questionnaire adapted from that of the Smell and Taste Clinic of Hospital of University Pennsylvania (HUP) and the Santo Tomas Smell Identification Test.
Design: Descriptive study
Setting: Tertiary Private Hospital Outpatient Department
Patients: Twenty five subjects who had undergone total laryngectomy and met
inclusion and exclusion criteria underwent rigid nasal endoscopy and olfactory function
assessment using an adaptation of the questionnaire of the Smell and Taste Clinic of Hospital of University Pennsylvania (HUP) and the Santo Tomas Smell Identification Test (ST-SIT).
Results: Twenty one male subjects completed olfactory testing.
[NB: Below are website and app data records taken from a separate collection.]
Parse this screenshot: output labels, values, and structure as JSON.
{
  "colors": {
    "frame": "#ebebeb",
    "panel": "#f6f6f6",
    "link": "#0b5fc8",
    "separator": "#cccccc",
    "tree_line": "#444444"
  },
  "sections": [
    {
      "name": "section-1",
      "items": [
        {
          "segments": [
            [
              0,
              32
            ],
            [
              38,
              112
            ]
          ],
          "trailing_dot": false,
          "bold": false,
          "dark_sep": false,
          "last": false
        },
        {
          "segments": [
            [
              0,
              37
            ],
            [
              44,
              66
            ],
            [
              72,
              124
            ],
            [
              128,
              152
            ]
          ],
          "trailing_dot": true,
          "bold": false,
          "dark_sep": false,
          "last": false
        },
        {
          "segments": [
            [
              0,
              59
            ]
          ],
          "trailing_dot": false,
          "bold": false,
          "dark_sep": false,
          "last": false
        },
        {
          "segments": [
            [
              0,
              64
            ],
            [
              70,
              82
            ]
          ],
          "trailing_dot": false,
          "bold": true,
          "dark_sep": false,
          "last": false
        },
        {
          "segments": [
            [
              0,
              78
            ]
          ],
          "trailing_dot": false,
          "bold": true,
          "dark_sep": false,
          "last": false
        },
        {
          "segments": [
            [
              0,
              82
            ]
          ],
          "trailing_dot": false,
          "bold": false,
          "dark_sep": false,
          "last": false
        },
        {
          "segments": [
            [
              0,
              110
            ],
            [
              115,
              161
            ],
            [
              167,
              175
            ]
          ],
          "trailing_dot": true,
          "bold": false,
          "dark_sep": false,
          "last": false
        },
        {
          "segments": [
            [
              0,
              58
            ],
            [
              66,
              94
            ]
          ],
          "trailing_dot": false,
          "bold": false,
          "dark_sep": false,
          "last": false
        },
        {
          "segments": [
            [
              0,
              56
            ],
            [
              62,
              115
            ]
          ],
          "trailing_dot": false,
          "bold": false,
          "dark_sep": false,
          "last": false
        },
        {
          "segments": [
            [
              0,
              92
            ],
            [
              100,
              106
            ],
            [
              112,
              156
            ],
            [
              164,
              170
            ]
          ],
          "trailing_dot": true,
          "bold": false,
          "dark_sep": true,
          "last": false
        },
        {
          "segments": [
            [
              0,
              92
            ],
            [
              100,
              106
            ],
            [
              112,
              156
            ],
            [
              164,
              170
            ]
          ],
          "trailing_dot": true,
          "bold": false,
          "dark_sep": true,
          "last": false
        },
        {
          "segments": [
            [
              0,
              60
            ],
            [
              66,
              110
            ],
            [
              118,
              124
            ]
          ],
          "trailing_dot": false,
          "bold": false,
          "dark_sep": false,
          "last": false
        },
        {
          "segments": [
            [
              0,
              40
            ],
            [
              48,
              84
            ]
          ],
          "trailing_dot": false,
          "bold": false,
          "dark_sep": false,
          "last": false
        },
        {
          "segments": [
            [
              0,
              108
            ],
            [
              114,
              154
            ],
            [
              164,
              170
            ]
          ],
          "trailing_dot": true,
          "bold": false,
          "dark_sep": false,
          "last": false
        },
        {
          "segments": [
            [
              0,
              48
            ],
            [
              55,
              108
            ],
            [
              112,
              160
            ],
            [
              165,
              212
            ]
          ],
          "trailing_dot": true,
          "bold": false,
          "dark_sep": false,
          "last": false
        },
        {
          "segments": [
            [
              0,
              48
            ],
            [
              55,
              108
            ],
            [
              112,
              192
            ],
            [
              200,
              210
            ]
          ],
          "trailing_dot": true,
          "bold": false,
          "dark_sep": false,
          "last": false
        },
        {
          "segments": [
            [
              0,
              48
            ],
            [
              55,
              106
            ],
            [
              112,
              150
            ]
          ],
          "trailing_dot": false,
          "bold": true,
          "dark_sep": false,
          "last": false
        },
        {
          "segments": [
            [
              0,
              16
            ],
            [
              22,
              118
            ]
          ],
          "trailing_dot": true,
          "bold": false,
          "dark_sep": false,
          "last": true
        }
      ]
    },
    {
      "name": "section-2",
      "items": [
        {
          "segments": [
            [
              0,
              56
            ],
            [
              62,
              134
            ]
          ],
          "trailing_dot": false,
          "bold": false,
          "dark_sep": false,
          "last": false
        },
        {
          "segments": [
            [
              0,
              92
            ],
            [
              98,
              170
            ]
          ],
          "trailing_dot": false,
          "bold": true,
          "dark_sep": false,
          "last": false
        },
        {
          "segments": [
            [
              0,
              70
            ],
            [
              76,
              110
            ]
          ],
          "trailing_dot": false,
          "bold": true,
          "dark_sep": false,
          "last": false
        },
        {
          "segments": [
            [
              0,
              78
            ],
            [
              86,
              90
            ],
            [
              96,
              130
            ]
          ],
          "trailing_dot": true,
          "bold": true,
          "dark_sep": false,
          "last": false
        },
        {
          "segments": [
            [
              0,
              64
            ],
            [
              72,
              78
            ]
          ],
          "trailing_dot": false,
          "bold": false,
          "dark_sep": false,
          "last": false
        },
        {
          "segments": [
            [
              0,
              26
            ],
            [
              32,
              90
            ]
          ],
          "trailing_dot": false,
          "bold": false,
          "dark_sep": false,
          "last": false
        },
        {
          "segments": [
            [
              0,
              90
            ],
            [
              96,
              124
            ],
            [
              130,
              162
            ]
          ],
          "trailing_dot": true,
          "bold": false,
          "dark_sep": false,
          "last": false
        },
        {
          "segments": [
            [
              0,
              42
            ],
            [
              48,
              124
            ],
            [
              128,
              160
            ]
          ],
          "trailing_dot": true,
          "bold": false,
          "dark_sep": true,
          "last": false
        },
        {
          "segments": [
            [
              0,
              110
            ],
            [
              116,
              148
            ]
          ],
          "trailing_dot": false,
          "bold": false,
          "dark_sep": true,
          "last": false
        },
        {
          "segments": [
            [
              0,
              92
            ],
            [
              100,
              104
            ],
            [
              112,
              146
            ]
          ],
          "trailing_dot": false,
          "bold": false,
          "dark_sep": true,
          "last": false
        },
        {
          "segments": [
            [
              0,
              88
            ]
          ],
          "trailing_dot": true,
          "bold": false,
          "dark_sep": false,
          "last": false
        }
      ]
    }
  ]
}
All had subjective sense of smel before laryngectomy. Statistically significant correlation was noted between the subjective post-operative smell function and the objective olfactory function test scores. There was no statistically significant difference noted in the ST SIT scores with regards age, duration from laryngectomy to olfactory testing, number of smoking pack- years, use of olfactory technique/maneuver, loss of appetite and adjunctive chemotherapy and radiotherapy.
Conclusion: All subjects post-laryngectomy had subjective complaints of varying levels of
olfactory difficulties based on a structured questionnaire and were documented to be anosmic
by an objective smell identification test. Olfactory problems following laryngectomy can
have significant effects on the lives of laryngectomees, and health care providers should be
knowledgeable of available management options for this condition.